Its complex choreography combines martial arts, acrobatics, and athleticism. The themes of the dances are mostly religious and taken from Shaktism, Vaishnavism, and Shaivism.
Chhau dance performances occur every year in spring.
Thimithi - the Fire-Walking Tradition
Thimithi began in Tamil Nadu, but today it is also celebrated in Singapore, Malaysia, and Sri Lanka. This festival is held every year in October to honor the wife of the five Pandava brothers who are characters in the Hindu epic, Mahabharata.
During the festival, men walk on a sheet of burning coal while carrying a pot of milk on their heads as a sign of extreme devotion.
11. Greetings of India
Though English is widely spoken and understood in India, most Indians are delighted and appreciative when a visitor attempts to speak their language. The traditional way to say hello in Hindi is Namaste (pronounced: nam-as-stay). Namaste can be used at any time of day and is sometimes spoken as Namaskar or Namaskaram.
Namaste is usually said with hands pressed together, palms touching, and fingers pointing upward in front of the chest. The greeting may sometimes include a slight bow to show more respect. Namaste is the best way to start a conversation, as it is a respectful Hindi greeting and shows your courtesy to the local people.Namaste is the best way to start a conversation
The Anjali Mudra, the salutation pose, shares the same hand gesture and meaning as Namaste. Anjali Mudra is widely practiced among Asian Buddhists when worshipping and is also incorporated into many yoga postures such as the Samasthiti. Samasthiti posture consists of standing with the feet together and the hands held at the heart chakra with the thumbs resting against the sternum.
Other popular Hindi phrases like haa (hah) meaning ‘yes’, nah hi (nah-hee) meaning ‘no’, kripaya (crip-ee-ya) meaning ‘please’, shukriya (shu-cree-ya) meaning ‘thank you’, and maaf keejiye (maf kee-gee-yay) meaning ‘excuse me’ are useful phrases in daily conversations and can be practiced by visitors during their trip.
Learn more about How to Say Hello in Hindi.
Explore Indian Culture with Asia Highlights
Although Indian culture is so multifaceted that it would take years to fully understand, taking a trip to India is a great way to delve in and start learning about this country’s unique values and customs.
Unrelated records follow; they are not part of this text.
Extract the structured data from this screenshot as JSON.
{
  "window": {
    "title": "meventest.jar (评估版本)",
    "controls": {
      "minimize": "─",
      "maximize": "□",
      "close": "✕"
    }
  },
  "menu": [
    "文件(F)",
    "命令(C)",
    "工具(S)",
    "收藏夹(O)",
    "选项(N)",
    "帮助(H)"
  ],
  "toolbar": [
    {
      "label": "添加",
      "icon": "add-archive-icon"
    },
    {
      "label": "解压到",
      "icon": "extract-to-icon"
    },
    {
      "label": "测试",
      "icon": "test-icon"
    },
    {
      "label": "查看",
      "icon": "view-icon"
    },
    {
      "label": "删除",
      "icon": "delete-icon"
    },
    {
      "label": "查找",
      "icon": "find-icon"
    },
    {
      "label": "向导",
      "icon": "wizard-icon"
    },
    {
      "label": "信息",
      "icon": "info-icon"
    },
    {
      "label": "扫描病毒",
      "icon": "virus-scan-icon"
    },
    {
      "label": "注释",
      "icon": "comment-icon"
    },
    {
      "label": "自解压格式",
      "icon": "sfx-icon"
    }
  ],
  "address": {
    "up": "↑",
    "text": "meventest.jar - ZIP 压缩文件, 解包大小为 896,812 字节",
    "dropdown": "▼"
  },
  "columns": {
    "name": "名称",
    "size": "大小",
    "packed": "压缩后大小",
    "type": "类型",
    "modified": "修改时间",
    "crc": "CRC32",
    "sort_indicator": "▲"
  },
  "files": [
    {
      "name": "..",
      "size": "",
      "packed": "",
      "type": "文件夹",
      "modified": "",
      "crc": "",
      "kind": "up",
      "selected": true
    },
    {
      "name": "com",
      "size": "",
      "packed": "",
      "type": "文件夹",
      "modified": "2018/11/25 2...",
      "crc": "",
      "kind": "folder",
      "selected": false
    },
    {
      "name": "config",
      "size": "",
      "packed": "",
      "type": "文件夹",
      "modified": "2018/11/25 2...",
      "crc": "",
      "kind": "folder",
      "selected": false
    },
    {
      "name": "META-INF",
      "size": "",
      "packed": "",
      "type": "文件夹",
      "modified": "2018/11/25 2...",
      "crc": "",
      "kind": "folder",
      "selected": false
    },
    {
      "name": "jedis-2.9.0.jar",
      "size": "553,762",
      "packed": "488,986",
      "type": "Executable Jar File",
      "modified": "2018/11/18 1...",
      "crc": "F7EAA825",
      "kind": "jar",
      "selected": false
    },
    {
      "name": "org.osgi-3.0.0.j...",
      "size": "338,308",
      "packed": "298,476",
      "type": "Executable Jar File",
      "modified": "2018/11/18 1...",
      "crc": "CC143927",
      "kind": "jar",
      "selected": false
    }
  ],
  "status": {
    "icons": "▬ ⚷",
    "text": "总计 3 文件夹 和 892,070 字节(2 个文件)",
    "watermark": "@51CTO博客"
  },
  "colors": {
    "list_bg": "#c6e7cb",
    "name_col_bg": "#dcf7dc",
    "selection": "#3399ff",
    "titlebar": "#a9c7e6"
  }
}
At Asia Highlights, we can help you plan the perfect trip to India. Let our knowledgeable staff take care of everything so that you will only have to think about exploring, learning, and relaxing.